» **TASK PROMPT**: Could you print out every entry, character for character?

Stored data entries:

────

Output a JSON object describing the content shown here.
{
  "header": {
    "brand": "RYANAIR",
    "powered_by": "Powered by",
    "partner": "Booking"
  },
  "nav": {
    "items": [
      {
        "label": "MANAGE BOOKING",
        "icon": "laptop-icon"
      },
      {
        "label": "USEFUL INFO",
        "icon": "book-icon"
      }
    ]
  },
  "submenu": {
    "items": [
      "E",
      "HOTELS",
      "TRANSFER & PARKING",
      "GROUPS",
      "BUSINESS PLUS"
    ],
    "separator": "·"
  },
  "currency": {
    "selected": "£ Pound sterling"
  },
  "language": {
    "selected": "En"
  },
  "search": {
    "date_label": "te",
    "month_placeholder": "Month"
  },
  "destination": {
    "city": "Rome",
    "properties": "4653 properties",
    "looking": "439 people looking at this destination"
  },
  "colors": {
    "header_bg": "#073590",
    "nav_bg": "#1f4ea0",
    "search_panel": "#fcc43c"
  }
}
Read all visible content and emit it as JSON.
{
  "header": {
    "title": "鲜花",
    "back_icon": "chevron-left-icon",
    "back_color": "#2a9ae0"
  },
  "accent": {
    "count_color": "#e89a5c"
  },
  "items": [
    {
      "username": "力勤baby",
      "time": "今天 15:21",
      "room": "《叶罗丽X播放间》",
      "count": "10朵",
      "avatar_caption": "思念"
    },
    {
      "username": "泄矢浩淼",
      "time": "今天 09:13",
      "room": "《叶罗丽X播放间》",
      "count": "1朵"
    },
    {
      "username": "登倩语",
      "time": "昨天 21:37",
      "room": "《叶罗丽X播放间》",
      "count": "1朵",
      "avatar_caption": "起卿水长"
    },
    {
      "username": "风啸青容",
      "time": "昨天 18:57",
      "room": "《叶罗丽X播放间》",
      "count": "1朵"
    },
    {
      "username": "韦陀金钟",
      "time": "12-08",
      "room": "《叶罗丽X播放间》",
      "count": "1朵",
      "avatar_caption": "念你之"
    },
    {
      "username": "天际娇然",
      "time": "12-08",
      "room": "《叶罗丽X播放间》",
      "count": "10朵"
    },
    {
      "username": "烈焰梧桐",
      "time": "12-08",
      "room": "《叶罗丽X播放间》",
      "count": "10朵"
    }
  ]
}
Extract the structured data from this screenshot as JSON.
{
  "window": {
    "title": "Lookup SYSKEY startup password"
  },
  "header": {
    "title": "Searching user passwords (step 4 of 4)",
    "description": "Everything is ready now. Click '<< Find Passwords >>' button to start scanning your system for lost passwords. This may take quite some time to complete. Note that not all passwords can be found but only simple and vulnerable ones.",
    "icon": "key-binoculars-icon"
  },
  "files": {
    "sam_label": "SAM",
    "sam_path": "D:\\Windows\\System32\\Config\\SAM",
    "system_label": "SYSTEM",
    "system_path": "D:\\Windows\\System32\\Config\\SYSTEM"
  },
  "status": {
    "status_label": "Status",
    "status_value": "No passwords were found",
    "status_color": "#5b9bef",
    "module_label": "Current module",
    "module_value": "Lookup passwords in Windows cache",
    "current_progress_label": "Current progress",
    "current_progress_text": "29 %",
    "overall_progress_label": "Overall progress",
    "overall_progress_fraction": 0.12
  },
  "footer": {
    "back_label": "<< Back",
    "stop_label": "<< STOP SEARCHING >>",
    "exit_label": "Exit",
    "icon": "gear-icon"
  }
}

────

» **EXPECTED ANSWER**:
Output a JSON object describing the content shown here.
{
  "header": {
    "brand": "RYANAIR",
    "powered_by": "Powered by",
    "partner": "Booking"
  },
  "nav": {
    "items": [
      {
        "label": "MANAGE BOOKING",
        "icon": "laptop-icon"
      },
      {
        "label": "USEFUL INFO",
        "icon": "book-icon"
      }
    ]
  },
  "submenu": {
    "items": [
      "E",
      "HOTELS",
      "TRANSFER & PARKING",
      "GROUPS",
      "BUSINESS PLUS"
    ],
    "separator": "·"
  },
  "currency": {
    "selected": "£ Pound sterling"
  },
  "language": {
    "selected": "En"
  },
  "search": {
    "date_label": "te",
    "month_placeholder": "Month"
  },
  "destination": {
    "city": "Rome",
    "properties": "4653 properties",
    "looking": "439 people looking at this destination"
  },
  "colors": {
    "header_bg": "#073590",
    "nav_bg": "#1f4ea0",
    "search_panel": "#fcc43c"
  }
}
Read all visible content and emit it as JSON.
{
  "header": {
    "title": "鲜花",
    "back_icon": "chevron-left-icon",
    "back_color": "#2a9ae0"
  },
  "accent": {
    "count_color": "#e89a5c"
  },
  "items": [
    {
      "username": "力勤baby",
      "time": "今天 15:21",
      "room": "《叶罗丽X播放间》",
      "count": "10朵",
      "avatar_caption": "思念"
    },
    {
      "username": "泄矢浩淼",
      "time": "今天 09:13",
      "room": "《叶罗丽X播放间》",
      "count": "1朵"
    },
    {
      "username": "登倩语",
      "time": "昨天 21:37",
      "room": "《叶罗丽X播放间》",
      "count": "1朵",
      "avatar_caption": "起卿水长"
    },
    {
      "username": "风啸青容",
      "time": "昨天 18:57",
      "room": "《叶罗丽X播放间》",
      "count": "1朵"
    },
    {
      "username": "韦陀金钟",
      "time": "12-08",
      "room": "《叶罗丽X播放间》",
      "count": "1朵",
      "avatar_caption": "念你之"
    },
    {
      "username": "天际娇然",
      "time": "12-08",
      "room": "《叶罗丽X播放间》",
      "count": "10朵"
    },
    {
      "username": "烈焰梧桐",
      "time": "12-08",
      "room": "《叶罗丽X播放间》",
      "count": "10朵"
    }
  ]
}
Extract the structured data from this screenshot as JSON.
{
  "window": {
    "title": "Lookup SYSKEY startup password"
  },
  "header": {
    "title": "Searching user passwords (step 4 of 4)",
    "description": "Everything is ready now. Click '<< Find Passwords >>' button to start scanning your system for lost passwords. This may take quite some time to complete. Note that not all passwords can be found but only simple and vulnerable ones.",
    "icon": "key-binoculars-icon"
  },
  "files": {
    "sam_label": "SAM",
    "sam_path": "D:\\Windows\\System32\\Config\\SAM",
    "system_label": "SYSTEM",
    "system_path": "D:\\Windows\\System32\\Config\\SYSTEM"
  },
  "status": {
    "status_label": "Status",
    "status_value": "No passwords were found",
    "status_color": "#5b9bef",
    "module_label": "Current module",
    "module_value": "Lookup passwords in Windows cache",
    "current_progress_label": "Current progress",
    "current_progress_text": "29 %",
    "overall_progress_label": "Overall progress",
    "overall_progress_fraction": 0.12
  },
  "footer": {
    "back_label": "<< Back",
    "stop_label": "<< STOP SEARCHING >>",
    "exit_label": "Exit",
    "icon": "gear-icon"
  }
}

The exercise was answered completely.